The golf notebook …
A JOLLA, Calif. ó He looked perfectly at home getting his practice work done on the putting green at Torrey Pines, and for Jim Furyk, that’s a good place to start.
It’s been five years since Furyk won the U.S. Open at Olympia Fields, his only victory in a major, but he’s had his chances.
Last year at Oakmont, Furyk tied for second with Tiger Woods. The year before that, at Winged Foot, he tied for second with Phil Mickelson and Colin Montgomerie.
Both times, Furyk was one shot out of a playoff.
This is his 13th U.S. Open, and the only one in which Furyk was under par was the one he won. It’s not clear whether that means he’s due or he’s not going to challenge.
Furyk said he hasn’t played up to his capabilities so far this year.
“I’m a little frustrated. I think that I haven’t played poorly this year, but I haven’t played well by any means,” he said. “I’ve struggled a little bit with the driver, which has been a strength of mine throughout the last five to eight years.”
Furyk said he’s also had problems putting, but he thinks he’s straightened out both those woes.
He just hopes he can handle the length of Torrey Pines.
“I would say there is no way to disguise 7,600 yards,” he said.
Last year, Furyk ranked 171st in driving distance. He’s about the same this year, averaging 275.6 yards, or close to 37 yards less than driving distance leader Bubba Watson.
A man of few words, Woods was asked why his U.S. Open victory total remains at two, lagging behind his success rate in the other three majors.
Said Woods: “Less wins.”
Phil Mickelson raised some eyebrows when he said that the new teeing area at the par-five 13th is a terrible idea and a big waste of money.

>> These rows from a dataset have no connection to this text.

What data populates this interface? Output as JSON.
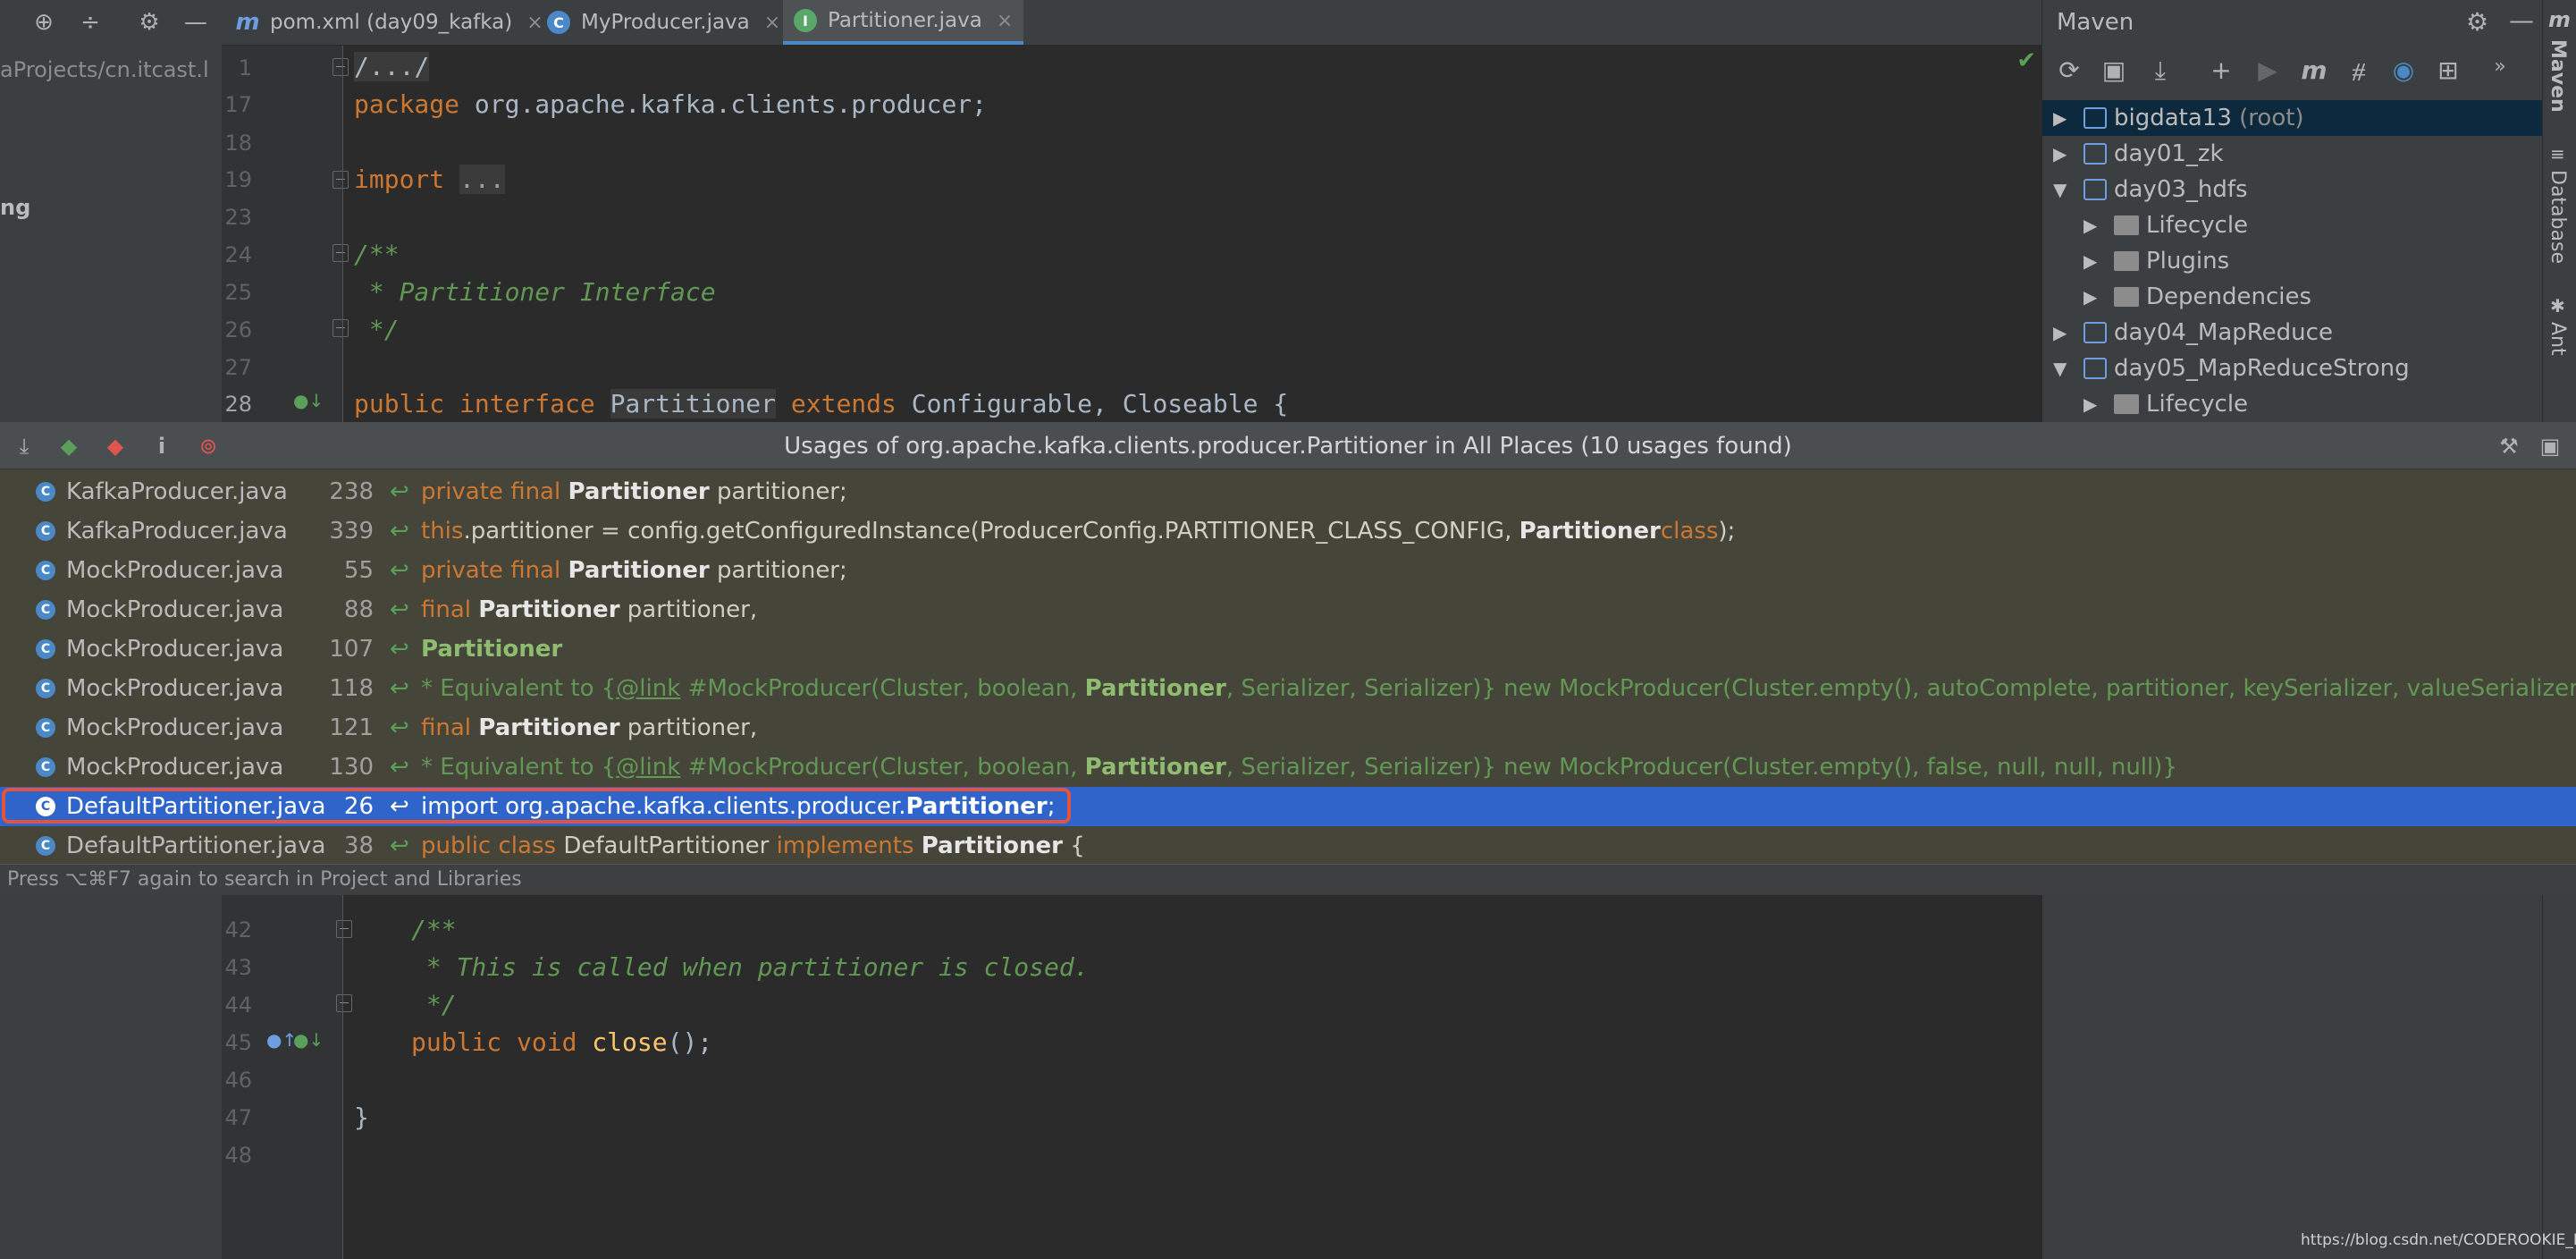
{
  "tabs": [
    {
      "label": "pom.xml (day09_kafka)",
      "icon": "maven-m-icon"
    },
    {
      "label": "MyProducer.java",
      "icon": "class-icon"
    },
    {
      "label": "Partitioner.java",
      "icon": "interface-icon"
    }
  ],
  "project": {
    "path": "aProjects/cn.itcast.l",
    "item": "ng"
  },
  "editor": {
    "lines": [
      {
        "n": "1",
        "text": "/.../"
      },
      {
        "n": "17",
        "text": "package org.apache.kafka.clients.producer;"
      },
      {
        "n": "18",
        "text": ""
      },
      {
        "n": "19",
        "text": "import ..."
      },
      {
        "n": "23",
        "text": ""
      },
      {
        "n": "24",
        "text": "/**"
      },
      {
        "n": "25",
        "text": " * Partitioner Interface"
      },
      {
        "n": "26",
        "text": " */"
      },
      {
        "n": "27",
        "text": ""
      },
      {
        "n": "28",
        "text": "public interface Partitioner extends Configurable, Closeable {"
      },
      {
        "n": "42",
        "text": "/**"
      },
      {
        "n": "43",
        "text": " * This is called when partitioner is closed."
      },
      {
        "n": "44",
        "text": " */"
      },
      {
        "n": "45",
        "text": "public void close();"
      },
      {
        "n": "46",
        "text": ""
      },
      {
        "n": "47",
        "text": "}"
      },
      {
        "n": "48",
        "text": ""
      }
    ]
  },
  "maven": {
    "title": "Maven",
    "items": [
      {
        "label": "bigdata13",
        "suffix": "(root)",
        "expanded": false
      },
      {
        "label": "day01_zk",
        "expanded": false
      },
      {
        "label": "day03_hdfs",
        "expanded": true
      },
      {
        "label": "Lifecycle",
        "expanded": false
      },
      {
        "label": "Plugins",
        "expanded": false
      },
      {
        "label": "Dependencies",
        "expanded": false
      },
      {
        "label": "day04_MapReduce",
        "expanded": false
      },
      {
        "label": "day05_MapReduceStrong",
        "expanded": true
      },
      {
        "label": "Lifecycle",
        "expanded": false
      }
    ]
  },
  "right_strip": {
    "tabs": [
      "Maven",
      "Database",
      "Ant"
    ]
  },
  "usages": {
    "title": "Usages of org.apache.kafka.clients.producer.Partitioner in All Places (10 usages found)",
    "rows": [
      {
        "file": "KafkaProducer.java",
        "line": "238"
      },
      {
        "file": "KafkaProducer.java",
        "line": "339"
      },
      {
        "file": "MockProducer.java",
        "line": "55"
      },
      {
        "file": "MockProducer.java",
        "line": "88"
      },
      {
        "file": "MockProducer.java",
        "line": "107"
      },
      {
        "file": "MockProducer.java",
        "line": "118"
      },
      {
        "file": "MockProducer.java",
        "line": "121"
      },
      {
        "file": "MockProducer.java",
        "line": "130"
      },
      {
        "file": "DefaultPartitioner.java",
        "line": "26"
      },
      {
        "file": "DefaultPartitioner.java",
        "line": "38"
      }
    ],
    "snippets": {
      "r0": {
        "a": "private final ",
        "b": "Partitioner",
        "c": " partitioner;"
      },
      "r1": {
        "a": "this",
        "b": ".partitioner = config.getConfiguredInstance(ProducerConfig.PARTITIONER_CLASS_CONFIG, ",
        "c": "Partitioner",
        ".": ".",
        "d": "class",
        "e": ");"
      },
      "r2": {
        "a": "private final ",
        "b": "Partitioner",
        "c": " partitioner;"
      },
      "r3": {
        "a": "final ",
        "b": "Partitioner",
        "c": " partitioner,"
      },
      "r4": {
        "b": "Partitioner"
      },
      "r5": {
        "a": "* Equivalent to {",
        "link": "@link",
        "c": " #MockProducer(Cluster, boolean, ",
        "b": "Partitioner",
        "d": ", Serializer, Serializer)} new MockProducer(Cluster.empty(), autoComplete, partitioner, keySerializer, valueSerializer)}"
      },
      "r6": {
        "a": "final ",
        "b": "Partitioner",
        "c": " partitioner,"
      },
      "r7": {
        "a": "* Equivalent to {",
        "link": "@link",
        "c": " #MockProducer(Cluster, boolean, ",
        "b": "Partitioner",
        "d": ", Serializer, Serializer)} new MockProducer(Cluster.empty(), false, null, null, null)}"
      },
      "r8": {
        "a": "import org.apache.kafka.clients.producer.",
        "b": "Partitioner",
        "c": ";"
      },
      "r9": {
        "a": "public class ",
        "m": "DefaultPartitioner ",
        "k": "implements ",
        "b": "Partitioner",
        "c": " {"
      }
    },
    "footer": "Press ⌥⌘F7 again to search in Project and Libraries"
  },
  "watermark": "https://blog.csdn.net/CODEROOKIE_RUN"
}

He was referring to the tee that makes the hole 614 yards and requires a drive of about 255 yards over a canyon to reach the fairway.
USGA vice president Jim Hyler wasn’t in the mood to hear that.
“Well, we certainly have a lot of respect for Phil’s comments. However, on this one, I think we’ll agree to disagree.
“We like it back there … and so we like the hole where it is.”
This is the first U.S. Open in Southern California in 60 years, since 1948 at Riviera, which means there are going to be some critical eyes trained on how the week goes.
For the USGA, playing the Open on a public course has been a celebrated cause since it started traveling down that path, at Bethpage Black in 2002.
No one is saying it out loud, but with future U.S. Open sites already awarded through 2015, there’s a feeling that Torrey Pines might be a one-and-out deal. Hyler didn’t exactly give Torrey a ringing endorsement when asked about a return engagement.
“If the invitation comes for a return visit here, we’ll consider that in due course. Our focus right now is on this championship and giving the players a very hard but fair course.”
Masters champion Trevor Immelman has already won at Torrey Pines. It’s where he won the 1998 U.S. Amateur Public Links.
If that’s some kind of advantage, Immelman isn’t buying it.
“The course has changed so much, and it was 10 years ago,” he said.
But Immelman is certain of one thing: Long hitters have the advantage this week.
“There’s no doubt about it,” he said. “It’s going to be damp and cold. The ball doesn’t go very far, so I think a power hitter is going to prevail around here.”